The Lightning pick up a 3-2 win over the Predators outdoors at Nissan Stadium. (1:48)

NASHVILLE -- The Tampa Bay Lightning said having so many of their fans in the crowd at Nashville's Nissan Stadium made a huge impact in their Stadium Series victory over the Predators.

"Our coaching staff actually mentioned it before the game. There was some extra motivation because of all the fans that we had there. We wanted to go out and perform well for them," said Lightning captain Steven Stamkos after their 3-2 victory over Nashville on Saturday night.

The official attendance for the game was 68,619 fans, which the NHL said was a sellout. Significant portions of that crowd were made up of Lightning fans, eager to watch their team in the franchise's first-ever outdoor game. They chanted in the stadium concourse and cheered in the stands -- especially after goals scored by Brayden Point, Nikita Kucherov and Stamkos, who had the game-winner.

"It was remarkable. I always had to turn around when we scored because it was a sea of blue behind us," said coach Jon Cooper.

"It was amazing. I personally wasn't expecting so many Lightning fans because we were so far away from home. I respect it. We definitely tried to play harder because we knew they were there," said forward Pierre-Édouard Bellemare. "When [Brayden Point] scored, it felt like there was almost a little bit more silence and then the cheer of our people came up. It was like, 'here we go, we're at home now.'"

The Lightning fans were present around Nashville on Friday and Saturday. "We were pumped when we saw that many people come out, all around our hotel and all the way down Broadway. When we come out and see that many Lightning fans, it definitely motivated us," said Point.

Predators coach John Hynes said he wasn't surprised that Tampa Bay had so many fans at the game because Nashville is a destination city.

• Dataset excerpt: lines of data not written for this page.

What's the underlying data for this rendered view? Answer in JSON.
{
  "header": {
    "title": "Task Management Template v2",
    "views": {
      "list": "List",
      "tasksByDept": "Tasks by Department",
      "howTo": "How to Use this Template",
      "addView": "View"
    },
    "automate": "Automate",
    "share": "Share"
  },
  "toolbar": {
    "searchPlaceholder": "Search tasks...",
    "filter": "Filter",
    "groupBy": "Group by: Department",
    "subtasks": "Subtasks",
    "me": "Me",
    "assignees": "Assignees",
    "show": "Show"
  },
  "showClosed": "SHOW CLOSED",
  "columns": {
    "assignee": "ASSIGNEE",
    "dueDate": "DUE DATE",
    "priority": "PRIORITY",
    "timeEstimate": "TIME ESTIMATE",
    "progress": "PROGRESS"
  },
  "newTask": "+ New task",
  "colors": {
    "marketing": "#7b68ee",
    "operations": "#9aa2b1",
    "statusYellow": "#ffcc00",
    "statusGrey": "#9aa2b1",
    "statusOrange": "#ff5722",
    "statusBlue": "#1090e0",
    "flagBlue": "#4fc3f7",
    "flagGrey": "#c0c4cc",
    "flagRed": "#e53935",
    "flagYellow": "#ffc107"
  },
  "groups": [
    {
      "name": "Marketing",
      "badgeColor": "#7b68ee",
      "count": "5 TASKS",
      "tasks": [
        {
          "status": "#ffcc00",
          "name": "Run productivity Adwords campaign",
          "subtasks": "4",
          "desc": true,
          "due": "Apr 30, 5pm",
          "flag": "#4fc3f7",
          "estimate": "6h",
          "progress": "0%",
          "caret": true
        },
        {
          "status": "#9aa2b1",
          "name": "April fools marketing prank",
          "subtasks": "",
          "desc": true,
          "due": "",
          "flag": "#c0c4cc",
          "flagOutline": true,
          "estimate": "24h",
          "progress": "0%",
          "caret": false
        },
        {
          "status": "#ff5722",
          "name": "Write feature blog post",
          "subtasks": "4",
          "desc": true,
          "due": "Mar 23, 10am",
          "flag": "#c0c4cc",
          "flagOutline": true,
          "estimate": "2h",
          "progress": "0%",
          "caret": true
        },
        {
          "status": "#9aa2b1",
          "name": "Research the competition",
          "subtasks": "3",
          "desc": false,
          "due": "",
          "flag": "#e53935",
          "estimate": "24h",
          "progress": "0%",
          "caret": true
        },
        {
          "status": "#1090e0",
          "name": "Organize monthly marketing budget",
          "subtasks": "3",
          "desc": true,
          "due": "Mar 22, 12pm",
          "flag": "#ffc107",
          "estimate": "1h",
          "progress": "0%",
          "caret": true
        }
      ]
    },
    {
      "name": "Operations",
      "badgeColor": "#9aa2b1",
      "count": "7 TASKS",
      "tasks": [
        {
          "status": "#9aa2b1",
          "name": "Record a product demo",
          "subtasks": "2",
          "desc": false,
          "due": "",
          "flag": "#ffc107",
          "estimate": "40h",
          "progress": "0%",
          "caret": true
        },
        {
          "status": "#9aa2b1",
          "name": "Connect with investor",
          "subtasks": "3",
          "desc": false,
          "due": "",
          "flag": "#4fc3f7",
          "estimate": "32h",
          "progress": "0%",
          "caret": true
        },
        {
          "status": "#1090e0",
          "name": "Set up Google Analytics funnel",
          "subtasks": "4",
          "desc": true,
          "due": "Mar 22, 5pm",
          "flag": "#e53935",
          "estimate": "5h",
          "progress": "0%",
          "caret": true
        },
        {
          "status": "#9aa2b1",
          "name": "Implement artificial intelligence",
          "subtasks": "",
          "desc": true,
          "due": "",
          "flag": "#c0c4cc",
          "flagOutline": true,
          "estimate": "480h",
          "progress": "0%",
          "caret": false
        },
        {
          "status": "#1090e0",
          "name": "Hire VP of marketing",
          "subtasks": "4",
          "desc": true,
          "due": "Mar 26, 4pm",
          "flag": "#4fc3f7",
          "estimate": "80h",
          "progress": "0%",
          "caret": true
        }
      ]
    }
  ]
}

"Being a Tennessee Titans fan, you see opposing team's jerseys all around the city. I think it's a compliment to the city of Nashville because I think it's a place people want to come to," he said.

Whether it was the destination or the event that brought them to Nashville, the Lightning said their fans made a difference.

"It felt like there were more Tampa fans than Nashville fans," said forward Pat Maroon. "Hopefully you guys had fun. I know you guys froze your butts off. Hopefully you had a couple of cold beers to warm yourselves up."